One complication has to do with what happens when connect is interrupted by a signal. When this happens, the connect function returns but the connection request continues asynchronously.
We use select to wait until the connection request has completed.

Host Names and IP Addresses
UICI needs to convert between host names and host addresses.
There are several ways to do this, none of which is entirely satisfatory under all circumstances.
UICI implements the following two functions to do the translation:

   int name2addr(const char *name, in_addr_t *addrp);
   void addr2name(struct in_addr addr, char *name, int namelen);

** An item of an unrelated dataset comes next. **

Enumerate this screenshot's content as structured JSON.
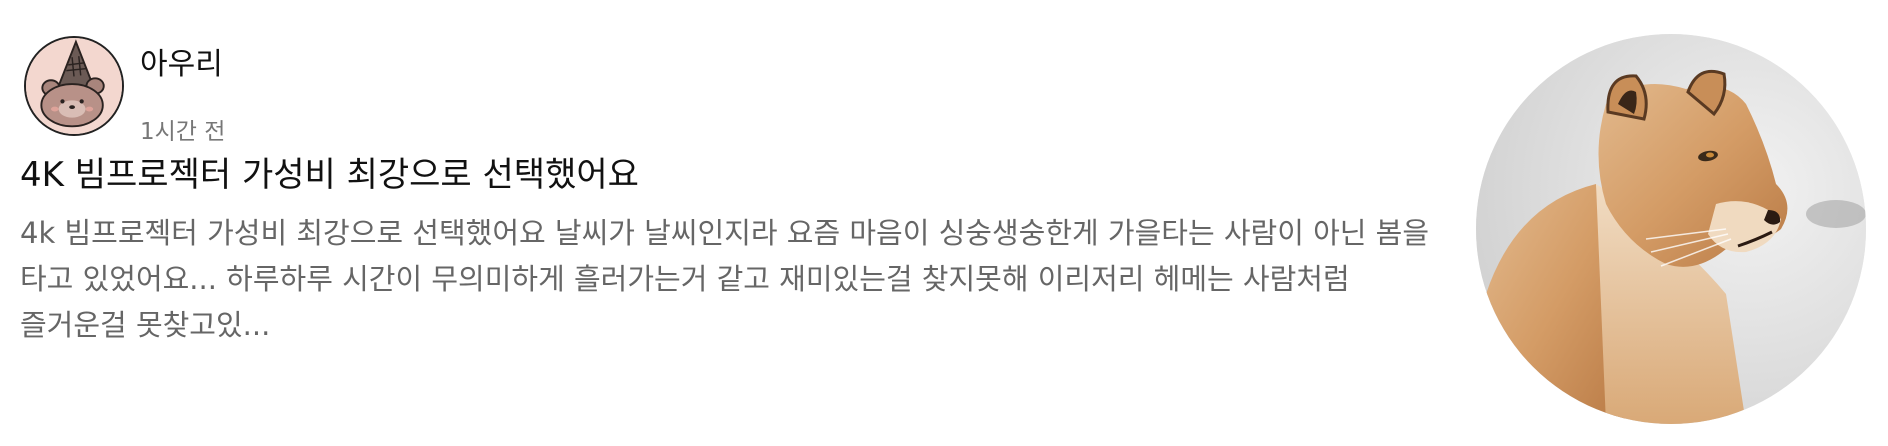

In UICI, hosts can be specified either by name or address.
An address is specified as a string in dotted-decimal notation, e.g. ""
Two system routines are used to convert between dotted-decimal notation and binary address:
  #include <arpa/inet.h>

  in_addr_t inet_addr(const char *cp);
  char *inet_ntoa(const struct in_addr in);

There are several ways to convert between name and address.
We discuss only one standard way using the following routines:

  #include <netdb.h>

  struct hostent {
     char    *h_name;         /* canonical name of host */
     char    **h_aliases;     /* alias list */
     int     h_addrtype;      /* host address type */
     int     h_length;        /* length of address */
     char    **h_addr_list;   /* list of addresses */

  struct hostent *gethostbyname(const char *name);
  struct hostent *gethostbyaddr(const void *addr,
                                socklen_t len, int type);
When using IPv4, the type should be AF_INET and the addr should point to a struct in_addr.

In the struct hostent structure, the h_addr_list is an array of pointers to addresses in network byte order.

Program 18.9 on page 645 gives an implementation of name2addr using gethostbyname

Program 18.10 on page 646 gives an implementation of addr2name using gethostbyaddr